### WHAT IS BEING ASKED
Every entry gets copied exactly. No images go into the copy.

### INPUT DATA
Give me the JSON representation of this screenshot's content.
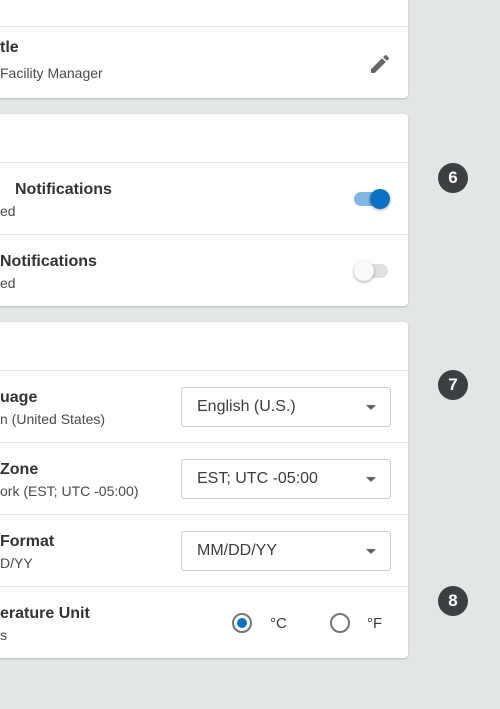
{
  "job_title_row": {
    "title": "tle",
    "value": "Facility Manager",
    "edit_icon": "pencil-icon"
  },
  "notifications": {
    "rows": [
      {
        "title": "Notifications",
        "sub": "ed",
        "toggle": true
      },
      {
        "title": "Notifications",
        "sub": "ed",
        "toggle": false
      }
    ]
  },
  "preferences": {
    "language": {
      "title": "uage",
      "sub": "n (United States)",
      "value": "English (U.S.)"
    },
    "timezone": {
      "title": "Zone",
      "sub": "ork (EST; UTC -05:00)",
      "value": "EST; UTC -05:00"
    },
    "date_format": {
      "title": "Format",
      "sub": "D/YY",
      "value": "MM/DD/YY"
    },
    "temperature": {
      "title": "erature Unit",
      "sub": "s",
      "options": [
        "°C",
        "°F"
      ],
      "selected": "°C"
    }
  },
  "badges": [
    "6",
    "7",
    "8"
  ],
  "colors": {
    "accent": "#0a72c2",
    "background": "#e3e6e6",
    "badge": "#3c4043"
  }
}
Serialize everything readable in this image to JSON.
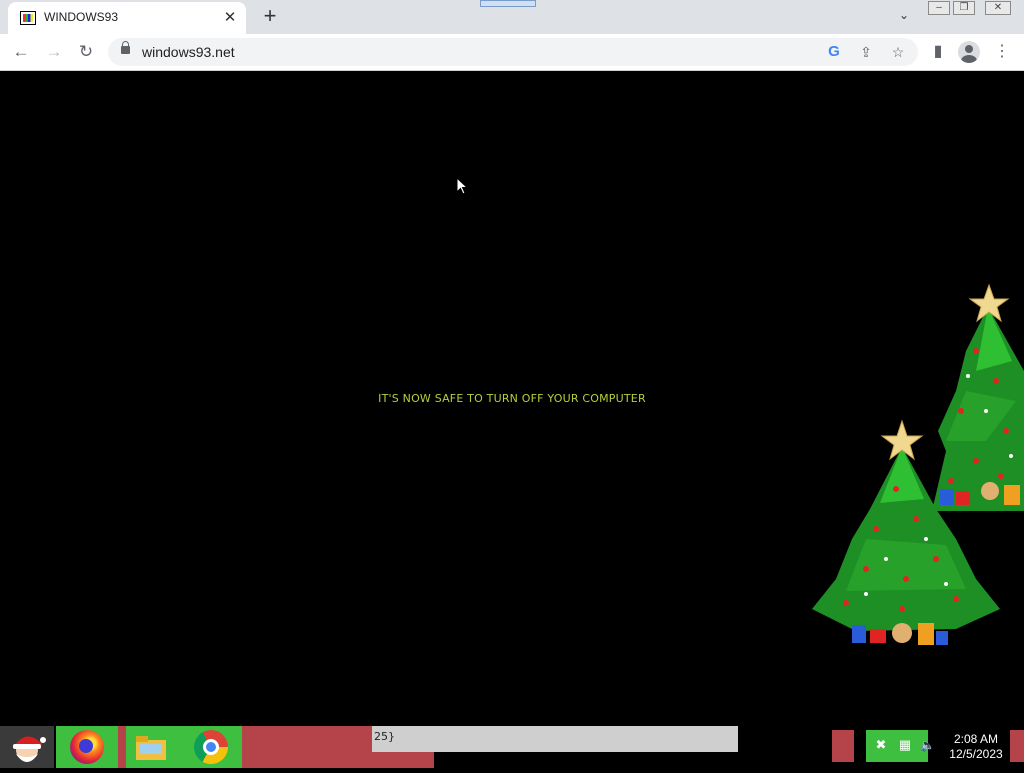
{
  "browser": {
    "tab": {
      "title": "WINDOWS93",
      "favicon": "windows93-flag-icon"
    },
    "window_controls": [
      "minimize-icon",
      "restore-icon",
      "close-icon"
    ],
    "url": "windows93.net"
  },
  "page": {
    "message": "IT'S NOW SAFE TO TURN OFF YOUR COMPUTER",
    "message_color": "#b9cd3c",
    "background": "#000000"
  },
  "taskbar": {
    "start_icon": "santa-icon",
    "apps": [
      "firefox-icon",
      "folder-icon",
      "chrome-icon"
    ],
    "ticker_text": "25}",
    "tray_icons": [
      "network-error-icon",
      "network-icon"
    ],
    "clock": {
      "time": "2:08 AM",
      "date": "12/5/2023"
    }
  }
}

### EXERCISE SOLUTION
Give me the JSON representation of this screenshot's content.
{
  "job_title_row": {
    "title": "tle",
    "value": "Facility Manager",
    "edit_icon": "pencil-icon"
  },
  "notifications": {
    "rows": [
      {
        "title": "Notifications",
        "sub": "ed",
        "toggle": true
      },
      {
        "title": "Notifications",
        "sub": "ed",
        "toggle": false
      }
    ]
  },
  "preferences": {
    "language": {
      "title": "uage",
      "sub": "n (United States)",
      "value": "English (U.S.)"
    },
    "timezone": {
      "title": "Zone",
      "sub": "ork (EST; UTC -05:00)",
      "value": "EST; UTC -05:00"
    },
    "date_format": {
      "title": "Format",
      "sub": "D/YY",
      "value": "MM/DD/YY"
    },
    "temperature": {
      "title": "erature Unit",
      "sub": "s",
      "options": [
        "°C",
        "°F"
      ],
      "selected": "°C"
    }
  },
  "badges": [
    "6",
    "7",
    "8"
  ],
  "colors": {
    "accent": "#0a72c2",
    "background": "#e3e6e6",
    "badge": "#3c4043"
  }
}
Serialize everything readable in this image to JSON.
{
  "browser": {
    "tab": {
      "title": "WINDOWS93",
      "favicon": "windows93-flag-icon"
    },
    "window_controls": [
      "minimize-icon",
      "restore-icon",
      "close-icon"
    ],
    "url": "windows93.net"
  },
  "page": {
    "message": "IT'S NOW SAFE TO TURN OFF YOUR COMPUTER",
    "message_color": "#b9cd3c",
    "background": "#000000"
  },
  "taskbar": {
    "start_icon": "santa-icon",
    "apps": [
      "firefox-icon",
      "folder-icon",
      "chrome-icon"
    ],
    "ticker_text": "25}",
    "tray_icons": [
      "network-error-icon",
      "network-icon"
    ],
    "clock": {
      "time": "2:08 AM",
      "date": "12/5/2023"
    }
  }
}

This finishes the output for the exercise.